Labour law is the set of rules and principles that regulate legal relations between employer and employee based on a voluntary, subordinate and remunerated supply of human work with the goal of guaranteeing the completion of the parties taking part in the professional relation.

The Legal Regime of Vacations in Spain

The right to vacation days in Spain, created by a labour relationship, also exists during periods of sickness, accident, maternity or strike. Nonetheless, vacation days have an expiration date, which excuses an employer from economically compensating for the unused days.

Objetivos

Digital surveillance and control of employees: limits and requisites

The Workers’ Statute empowers an employer to adopt the supervision and control measures that are deemed appropriate in order to verify the fulfilment of the obligations and duties of its workers. However, this power is not absolute, and it is exactly how the Spanish courts understand  it.

The Validity of video surveillance evidence in Spain

The latest Supreme Court’s sentences validate video surveillance evidence under certain circumstances and after fulfilling specific formal requirements, such as proportionality and notification to the employee, as a fair cause for disciplinary dismissal.

The post-contractual non-compete agreement in Spain

The post-contractual non-compete agreement is contemplated in Article 21.2 of the Spanish Workers’ Statute (Estatuto de los Trabajadores), and it is essential to preserve, among others, the experience, training, networking, etc. acquired by a worker during his or her employment in a company.

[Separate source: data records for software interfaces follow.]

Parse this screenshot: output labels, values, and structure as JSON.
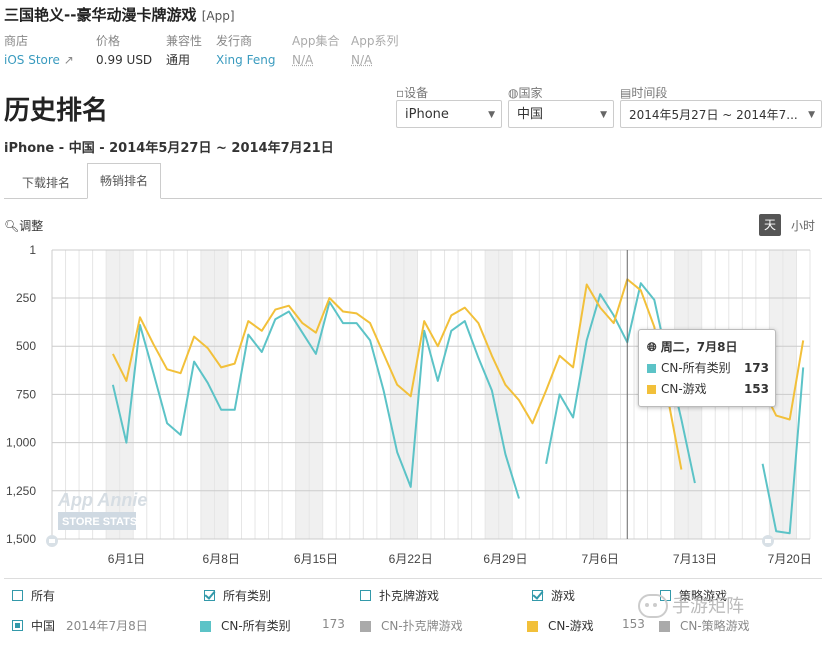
{
  "app": {
    "title": "三国艳义--豪华动漫卡牌游戏",
    "type_tag": "[App]"
  },
  "meta": [
    {
      "key": "商店",
      "value": "iOS Store",
      "link": true,
      "ext": "↗"
    },
    {
      "key": "价格",
      "value": "0.99 USD"
    },
    {
      "key": "兼容性",
      "value": "通用"
    },
    {
      "key": "发行商",
      "value": "Xing Feng",
      "link": true
    },
    {
      "key": "App集合",
      "value": "N/A",
      "na": true
    },
    {
      "key": "App系列",
      "value": "N/A",
      "na": true
    }
  ],
  "page": {
    "heading": "历史排名",
    "subtitle": "iPhone - 中国 - 2014年5月27日 ~ 2014年7月21日"
  },
  "filters": {
    "device": {
      "label": "设备",
      "value": "iPhone"
    },
    "country": {
      "label": "国家",
      "value": "中国"
    },
    "period": {
      "label": "时间段",
      "value": "2014年5月27日 ~ 2014年7..."
    }
  },
  "tabs": [
    {
      "label": "下载排名",
      "active": false
    },
    {
      "label": "畅销排名",
      "active": true
    }
  ],
  "zoom_label": "调整",
  "granularity": {
    "day": "天",
    "hour": "小时"
  },
  "colors": {
    "teal": "#5cc3c7",
    "yellow": "#f2c03a",
    "grid": "#e6e6e6",
    "weekend": "#f0f0f0"
  },
  "watermark_chart": {
    "line1": "App Annie",
    "line2": "STORE STATS"
  },
  "chart_data": {
    "type": "line",
    "y_reversed": true,
    "ylim": [
      1,
      1500
    ],
    "yticks": [
      "1",
      "250",
      "500",
      "750",
      "1,000",
      "1,250",
      "1,500"
    ],
    "x_tick_labels": [
      "6月1日",
      "6月8日",
      "6月15日",
      "6月22日",
      "6月29日",
      "7月6日",
      "7月13日",
      "7月20日"
    ],
    "x": [
      "5/27",
      "5/28",
      "5/29",
      "5/30",
      "5/31",
      "6/1",
      "6/2",
      "6/3",
      "6/4",
      "6/5",
      "6/6",
      "6/7",
      "6/8",
      "6/9",
      "6/10",
      "6/11",
      "6/12",
      "6/13",
      "6/14",
      "6/15",
      "6/16",
      "6/17",
      "6/18",
      "6/19",
      "6/20",
      "6/21",
      "6/22",
      "6/23",
      "6/24",
      "6/25",
      "6/26",
      "6/27",
      "6/28",
      "6/29",
      "6/30",
      "7/1",
      "7/2",
      "7/3",
      "7/4",
      "7/5",
      "7/6",
      "7/7",
      "7/8",
      "7/9",
      "7/10",
      "7/11",
      "7/12",
      "7/13",
      "7/14",
      "7/15",
      "7/16",
      "7/17",
      "7/18",
      "7/19",
      "7/20",
      "7/21"
    ],
    "series": [
      {
        "name": "CN-所有类别",
        "color": "#5cc3c7",
        "values": [
          null,
          null,
          null,
          null,
          700,
          1000,
          390,
          640,
          900,
          960,
          580,
          690,
          830,
          830,
          440,
          530,
          360,
          320,
          430,
          540,
          270,
          380,
          380,
          470,
          730,
          1050,
          1230,
          420,
          680,
          420,
          370,
          560,
          730,
          1060,
          1290,
          null,
          1110,
          750,
          870,
          470,
          230,
          340,
          480,
          173,
          260,
          580,
          880,
          1210,
          null,
          null,
          null,
          null,
          1110,
          1460,
          1470,
          610
        ]
      },
      {
        "name": "CN-游戏",
        "color": "#f2c03a",
        "values": [
          null,
          null,
          null,
          null,
          540,
          680,
          350,
          490,
          620,
          640,
          450,
          510,
          610,
          590,
          370,
          420,
          310,
          290,
          380,
          430,
          250,
          320,
          330,
          380,
          540,
          700,
          760,
          370,
          500,
          340,
          300,
          380,
          550,
          700,
          780,
          900,
          730,
          550,
          610,
          180,
          300,
          380,
          153,
          210,
          400,
          770,
          1140,
          null,
          null,
          null,
          null,
          null,
          720,
          860,
          880,
          470
        ]
      }
    ],
    "tooltip": {
      "title": "周二，7月8日",
      "rows": [
        {
          "name": "CN-所有类别",
          "value": "173"
        },
        {
          "name": "CN-游戏",
          "value": "153"
        }
      ]
    },
    "grid": true
  },
  "legend": {
    "row1": [
      {
        "label": "所有",
        "checked": false
      },
      {
        "label": "所有类别",
        "checked": true
      },
      {
        "label": "扑克牌游戏",
        "checked": false
      },
      {
        "label": "游戏",
        "checked": true
      },
      {
        "label": "策略游戏",
        "checked": false
      }
    ],
    "row2": {
      "country": "中国",
      "date": "2014年7月8日",
      "items": [
        {
          "label": "CN-所有类别",
          "value": "173",
          "color": "#5cc3c7"
        },
        {
          "label": "CN-扑克牌游戏",
          "value": "",
          "color": "#aaaaaa"
        },
        {
          "label": "CN-游戏",
          "value": "153",
          "color": "#f2c03a"
        },
        {
          "label": "CN-策略游戏",
          "value": "",
          "color": "#aaaaaa"
        }
      ]
    }
  },
  "watermark": {
    "text": "手游矩阵"
  }
}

Dismissal costs for a company in Spain

The reasons that can justify a disciplinary dismissal in Spain must be based on serious breach and negligence of the employee, for instance repeated and unjustified absence of attendance or punctuality at work, indiscipline or disobedience at work, the continuous and voluntary decline in the normal work performance or verbal or physical offenses.

time is money

Control of working hours and overtime in Spain

The regulations on labour and employment in Spain require that all companies keep a daily record of the working hours and the overtime completed by workers. The detection of breaches in compliance with the regulations can result in economic fines for companies.

The part-time contract linked to training in Spain

Companies in Spain that employ workers under the age of 30 years old may apply for a reduction of the company’s contribution to social security. This allowance will be from 75% to 100% depending on the number of workers and will be applicable for a period of one year, which may be extended for another year.

Hiring regulations in Spain of workers from foreign temporary employment agencies

Foreign temporary employment agencies are increasingly considered the solution to a need for a workforce by companies in Spain. Facing an increase in the number of temporary employment agencies and the number of workers employed by these companies, it is important to know the applicable regulations.

The procedure of objective dismissal in Spain

In Spain, a company that decides to dismiss a worker for justifiable objective reasons must follow the procedure established in Art. 53 of the Worker´s Statute. Failure to comply with the requirements established may be considered an unfair dismissal.

Change in the basis for collective dismissals in Spain

The legal provisions laying down the basis for collective dismissals for economic reasons, as they were defined in the Spanish Workers’ Statute, infringe European Directive 98/59/CE and have undergone a change. Now, only the workplace that is affected by restructuring is regarded as the basis for individual and collective dismissals.